Just a quick reminder…if are having dog training problems with motivation and your pet is not ‘getting’ what it is that you want him/her to learn, there are SO many possible reasons. It could be the environment is too distracting or your reinforcers are not valued enough or your timing is off or you are not providing clarity in what behaviors you are reinforcing or your pet is feeling too much pressure or any number of other things. If you are not having success, best to stop, take a deep breath, and think about the lesson and how you can make changes to help you and your student succeed.
Have you ever found yourself really drawn to something – out of curiosity or just something you really want – but at the same time, there is something making you hesitant, nervous or downright scared about the whole situation?

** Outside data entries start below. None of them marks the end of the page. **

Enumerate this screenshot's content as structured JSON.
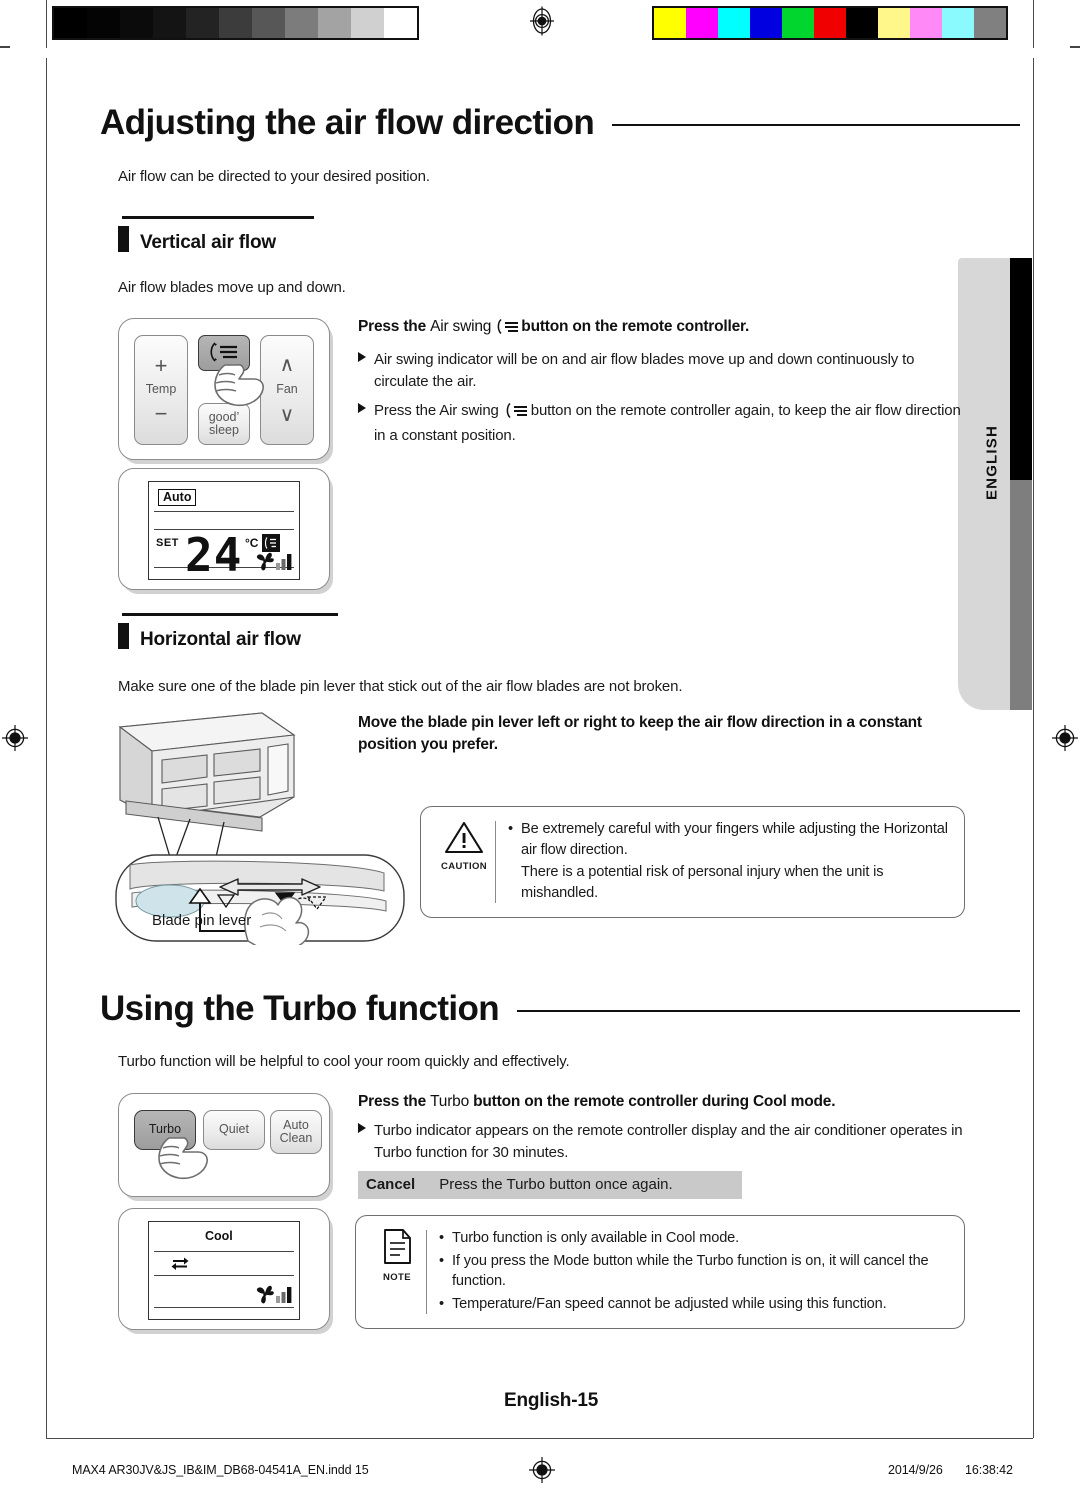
{
  "calibration": {
    "gray_swatches": [
      "#000000",
      "#040404",
      "#0b0b0b",
      "#141414",
      "#232323",
      "#3c3c3c",
      "#575757",
      "#7c7c7c",
      "#a3a3a3",
      "#d0d0d0",
      "#ffffff"
    ],
    "color_swatches": [
      "#ffff00",
      "#ff00ff",
      "#00ffff",
      "#0000e0",
      "#00d62e",
      "#f00000",
      "#000000",
      "#fff78a",
      "#ff8af7",
      "#8afaff",
      "#808080"
    ],
    "registration_mark": "registration-target-icon"
  },
  "side_tab": {
    "label": "ENGLISH"
  },
  "sections": {
    "airflow": {
      "title": "Adjusting the air flow direction",
      "intro": "Air flow can be directed to your desired position.",
      "vertical": {
        "heading": "Vertical air flow",
        "intro": "Air flow blades move up and down.",
        "instruction": {
          "lead": "Press the",
          "key": "Air swing",
          "tail": "button on the remote controller.",
          "bullets": [
            "Air swing indicator will be on and air flow blades move up and down continuously to circulate the air.",
            "Press the Air swing  button on the remote controller again, to keep the air flow direction in a constant position."
          ],
          "bullet2_lead": "Press the",
          "bullet2_key": "Air swing",
          "bullet2_tail": "button on the remote controller again, to keep the air flow direction in a constant position."
        },
        "remote": {
          "keys": [
            {
              "name": "temp-key",
              "label_top": "+",
              "label_mid": "Temp",
              "label_bot": "−",
              "state": "normal"
            },
            {
              "name": "air-swing-key",
              "label": "air-swing-icon",
              "state": "pressed"
            },
            {
              "name": "fan-key",
              "label_top": "∧",
              "label_mid": "Fan",
              "label_bot": "∨",
              "state": "normal"
            },
            {
              "name": "good-sleep-key",
              "label_top": "good’",
              "label_bot": "sleep",
              "state": "normal"
            }
          ],
          "hand_icon": "pointing-hand-icon"
        },
        "display": {
          "mode": "Auto",
          "set_label": "SET",
          "temperature": "24",
          "unit": "°C",
          "icons": [
            "air-swing-indicator-icon",
            "fan-blade-icon",
            "fan-speed-bars-icon"
          ]
        }
      },
      "horizontal": {
        "heading": "Horizontal air flow",
        "intro": "Make sure one of the blade pin lever that stick out of the air flow blades are not broken.",
        "instruction": "Move the blade pin lever left or right to keep the air flow direction in a constant position you prefer.",
        "diagram_caption": "Blade pin lever",
        "caution": {
          "icon_label": "CAUTION",
          "items": [
            "Be extremely careful with your fingers while adjusting the Horizontal air flow direction.",
            "There is a potential risk of personal injury when the unit is mishandled."
          ]
        }
      }
    },
    "turbo": {
      "title": "Using the Turbo function",
      "intro": "Turbo function will be helpful to cool your room quickly and effectively.",
      "instruction": {
        "lead": "Press the",
        "key": "Turbo",
        "tail": "button on the remote controller during Cool mode.",
        "bullets": [
          "Turbo indicator appears on the remote controller display and the air conditioner operates in Turbo function for 30 minutes."
        ],
        "cancel_label": "Cancel",
        "cancel_text": "Press the Turbo button once again."
      },
      "remote": {
        "keys": [
          {
            "name": "turbo-key",
            "label": "Turbo",
            "state": "pressed"
          },
          {
            "name": "quiet-key",
            "label": "Quiet",
            "state": "normal"
          },
          {
            "name": "auto-clean-key",
            "label_top": "Auto",
            "label_bot": "Clean",
            "state": "normal"
          }
        ],
        "hand_icon": "pointing-hand-icon"
      },
      "display": {
        "mode": "Cool",
        "icons": [
          "turbo-indicator-icon",
          "fan-blade-icon",
          "fan-speed-bars-icon"
        ]
      },
      "note": {
        "icon_label": "NOTE",
        "items": [
          "Turbo function is only available in Cool mode.",
          "If you press the Mode button while the Turbo function is on, it will cancel the function.",
          "Temperature/Fan speed cannot be adjusted while using this function."
        ]
      }
    }
  },
  "footer": {
    "page_number": "English-15",
    "file_name": "MAX4 AR30JV&JS_IB&IM_DB68-04541A_EN.indd   15",
    "date": "2014/9/26",
    "time": "16:38:42"
  }
}
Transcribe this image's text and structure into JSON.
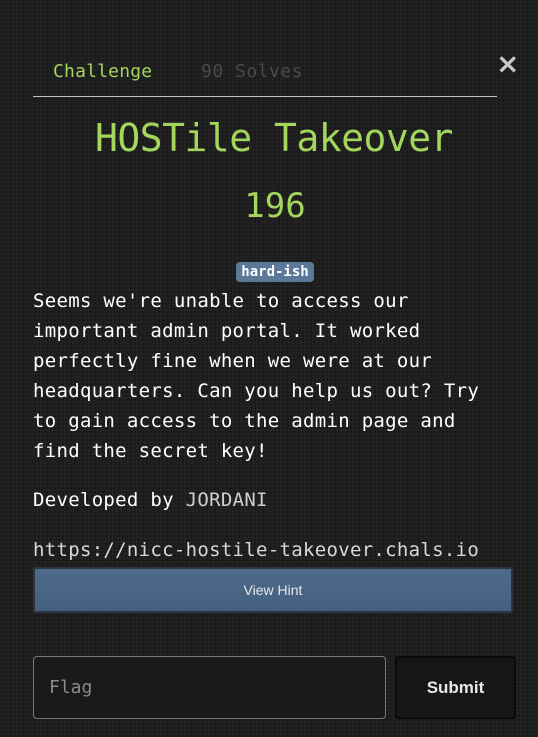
{
  "tabs": {
    "challenge": "Challenge",
    "solves": "90 Solves"
  },
  "close_icon": "×",
  "challenge": {
    "title": "HOSTile Takeover",
    "points": "196",
    "tag": "hard-ish",
    "description": "Seems we're unable to access our important admin portal. It worked perfectly fine when we were at our headquarters. Can you help us out? Try to gain access to the admin page and find the secret key!",
    "developed_by_label": "Developed by",
    "author": "JORDANI",
    "url": "https://nicc-hostile-takeover.chals.io"
  },
  "hint_button": "View Hint",
  "flag": {
    "placeholder": "Flag",
    "value": ""
  },
  "submit_button": "Submit",
  "colors": {
    "accent_green": "#a4d65e",
    "badge_blue": "#5c7899",
    "hint_button": "#4f6a8b",
    "background": "#1e1e1e"
  }
}
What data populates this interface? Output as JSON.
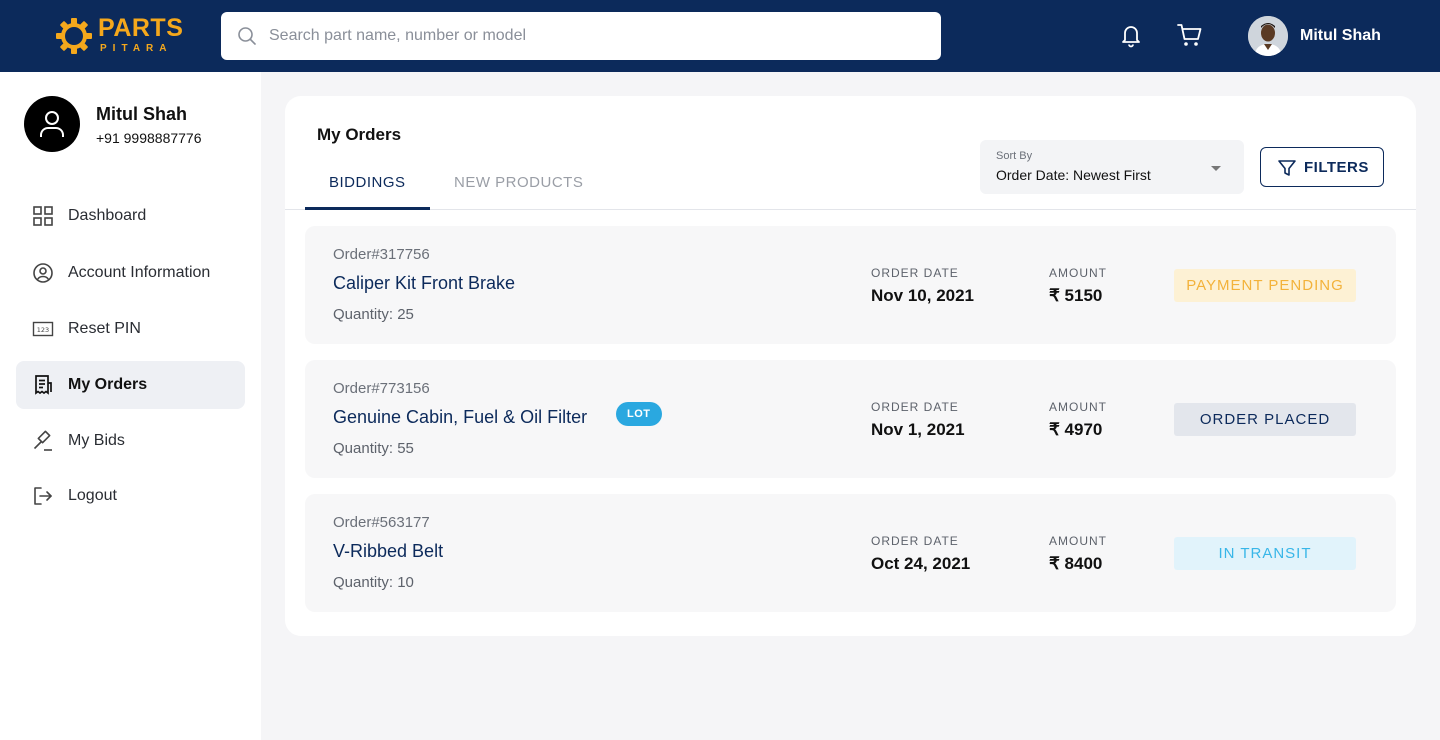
{
  "brand": {
    "logo_main": "PARTS",
    "logo_sub": "PITARA",
    "accent": "#f5a81c",
    "navy": "#0c2a5b"
  },
  "header": {
    "search_placeholder": "Search part name, number or model",
    "icons": [
      "bell-icon",
      "cart-icon"
    ],
    "user_name": "Mitul Shah"
  },
  "profile": {
    "name": "Mitul Shah",
    "phone": "+91 9998887776"
  },
  "sidebar": {
    "items": [
      {
        "label": "Dashboard",
        "icon": "grid-icon",
        "active": false
      },
      {
        "label": "Account Information",
        "icon": "user-circle-icon",
        "active": false
      },
      {
        "label": "Reset PIN",
        "icon": "pin-123-icon",
        "active": false
      },
      {
        "label": "My Orders",
        "icon": "receipt-icon",
        "active": true
      },
      {
        "label": "My Bids",
        "icon": "gavel-icon",
        "active": false
      },
      {
        "label": "Logout",
        "icon": "logout-icon",
        "active": false
      }
    ]
  },
  "main": {
    "title": "My Orders",
    "tabs": [
      {
        "label": "BIDDINGS",
        "active": true
      },
      {
        "label": "NEW PRODUCTS",
        "active": false
      }
    ],
    "sort": {
      "label": "Sort By",
      "value": "Order Date: Newest First"
    },
    "filters_label": "FILTERS",
    "col_date_label": "ORDER DATE",
    "col_amount_label": "AMOUNT",
    "orders": [
      {
        "order_no": "Order#317756",
        "name": "Caliper Kit Front Brake",
        "badge": "",
        "quantity": "Quantity: 25",
        "date": "Nov 10, 2021",
        "amount": "₹ 5150",
        "status": "PAYMENT PENDING",
        "status_bg": "#fdf1d4",
        "status_fg": "#f3b23a"
      },
      {
        "order_no": "Order#773156",
        "name": "Genuine Cabin, Fuel & Oil Filter",
        "badge": "LOT",
        "quantity": "Quantity: 55",
        "date": "Nov 1, 2021",
        "amount": "₹ 4970",
        "status": "ORDER PLACED",
        "status_bg": "#e3e6ec",
        "status_fg": "#0c2a5b"
      },
      {
        "order_no": "Order#563177",
        "name": "V-Ribbed Belt",
        "badge": "",
        "quantity": "Quantity: 10",
        "date": "Oct 24, 2021",
        "amount": "₹ 8400",
        "status": "IN TRANSIT",
        "status_bg": "#e1f3fb",
        "status_fg": "#38b6e8"
      }
    ]
  }
}
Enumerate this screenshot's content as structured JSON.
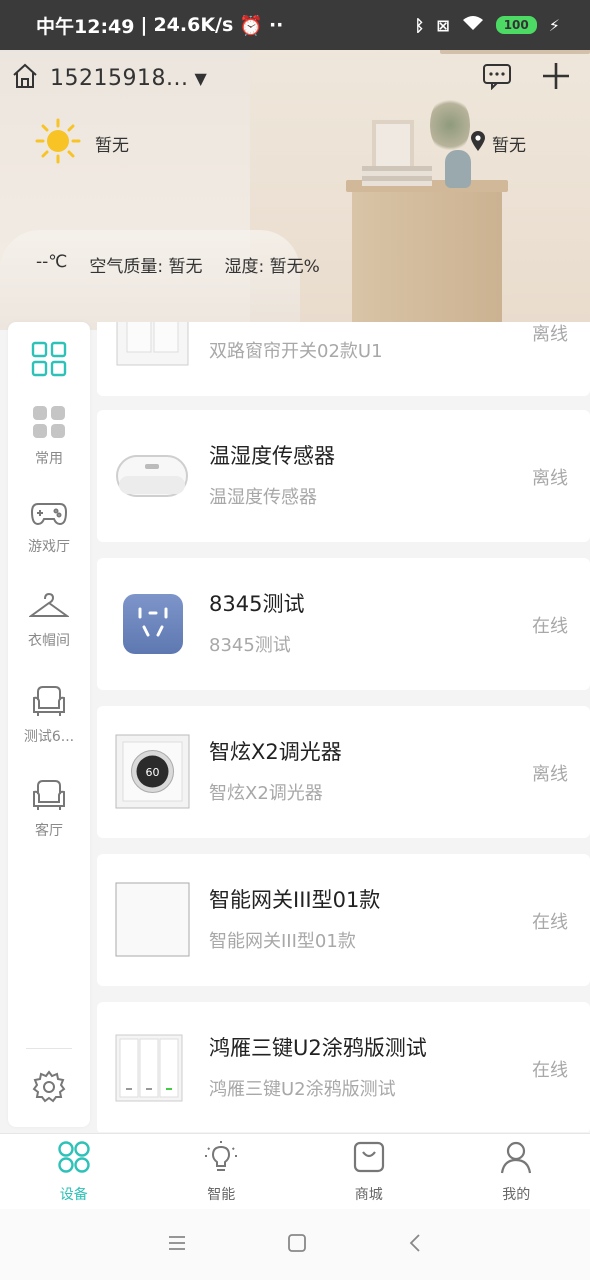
{
  "status_bar": {
    "time": "中午12:49",
    "speed": "24.6K/s",
    "battery": "100"
  },
  "header": {
    "home_name": "15215918...",
    "caret": "▼"
  },
  "weather": {
    "condition": "暂无",
    "location": "暂无",
    "temperature": "--℃",
    "air_quality": "空气质量: 暂无",
    "humidity": "湿度: 暂无%"
  },
  "sidebar": {
    "items": [
      {
        "label": ""
      },
      {
        "label": "常用"
      },
      {
        "label": "游戏厅"
      },
      {
        "label": "衣帽间"
      },
      {
        "label": "测试6..."
      },
      {
        "label": "客厅"
      }
    ]
  },
  "devices": [
    {
      "name": "",
      "sub": "双路窗帘开关02款U1",
      "status": "离线",
      "thumb": "switch-2gang"
    },
    {
      "name": "温湿度传感器",
      "sub": "温湿度传感器",
      "status": "离线",
      "thumb": "sensor"
    },
    {
      "name": "8345测试",
      "sub": "8345测试",
      "status": "在线",
      "thumb": "socket"
    },
    {
      "name": "智炫X2调光器",
      "sub": "智炫X2调光器",
      "status": "离线",
      "thumb": "dimmer",
      "dimmer_value": "60"
    },
    {
      "name": "智能网关III型01款",
      "sub": "智能网关III型01款",
      "status": "在线",
      "thumb": "panel"
    },
    {
      "name": "鸿雁三键U2涂鸦版测试",
      "sub": "鸿雁三键U2涂鸦版测试",
      "status": "在线",
      "thumb": "switch-3gang"
    }
  ],
  "bottom_nav": {
    "tabs": [
      {
        "label": "设备",
        "active": true
      },
      {
        "label": "智能"
      },
      {
        "label": "商城"
      },
      {
        "label": "我的"
      }
    ]
  },
  "colors": {
    "accent": "#2ec1b8",
    "muted": "#a8a8a8"
  }
}
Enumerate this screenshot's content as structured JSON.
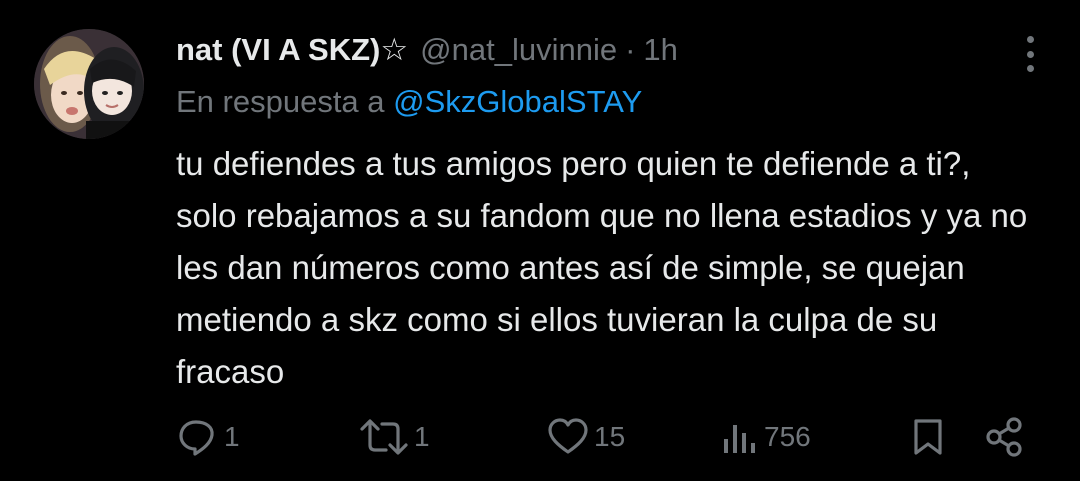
{
  "tweet": {
    "display_name": "nat (VI A SKZ)☆",
    "handle": "@nat_luvinnie",
    "separator": "·",
    "time": "1h",
    "reply_prefix": "En respuesta a",
    "reply_to": "@SkzGlobalSTAY",
    "text": "tu defiendes a tus amigos pero quien te defiende a ti?, solo rebajamos a su fandom que no llena estadios y ya no les dan números como antes así de simple, se quejan metiendo a skz como si ellos tuvieran la culpa de su fracaso"
  },
  "actions": {
    "reply_count": "1",
    "repost_count": "1",
    "like_count": "15",
    "views_count": "756"
  },
  "icons": {
    "reply": "reply-icon",
    "repost": "repost-icon",
    "like": "heart-icon",
    "views": "views-icon",
    "bookmark": "bookmark-icon",
    "share": "share-icon",
    "more": "more-vertical-icon"
  },
  "colors": {
    "background": "#000000",
    "primary_text": "#e7e9ea",
    "secondary_text": "#71767b",
    "link": "#1d9bf0"
  }
}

So often dog owners want to know why they can’t get their dog to come every time he is called no matter what he happens to be doing or where. “He can be stubborn.” “He has a mind of his own.” “His breed is like that.” These are all reasons I’ve heard people use.
While I haven’t seen as much of it lately, I do still see dogs chained in yards. It is a worrisome sight. Even a dog that will wag its tail, approach people with loose body muscles, and lower itss head for head scratches in other situations can…and more than likely will become reactive to stimulus in its environment when constrained on a tether, alone outside. For a dog that already barks, growls, or lunges at stimulus in other circumstances, it is likely to exhibit those behavior at even heightened levels.
A dog who jumped at the sound of a heavy box falling to the floor can become frightened by other sudden noises down the road. A dog who has had many different positive interactions with children will come to learn the presence of kids means good things happen.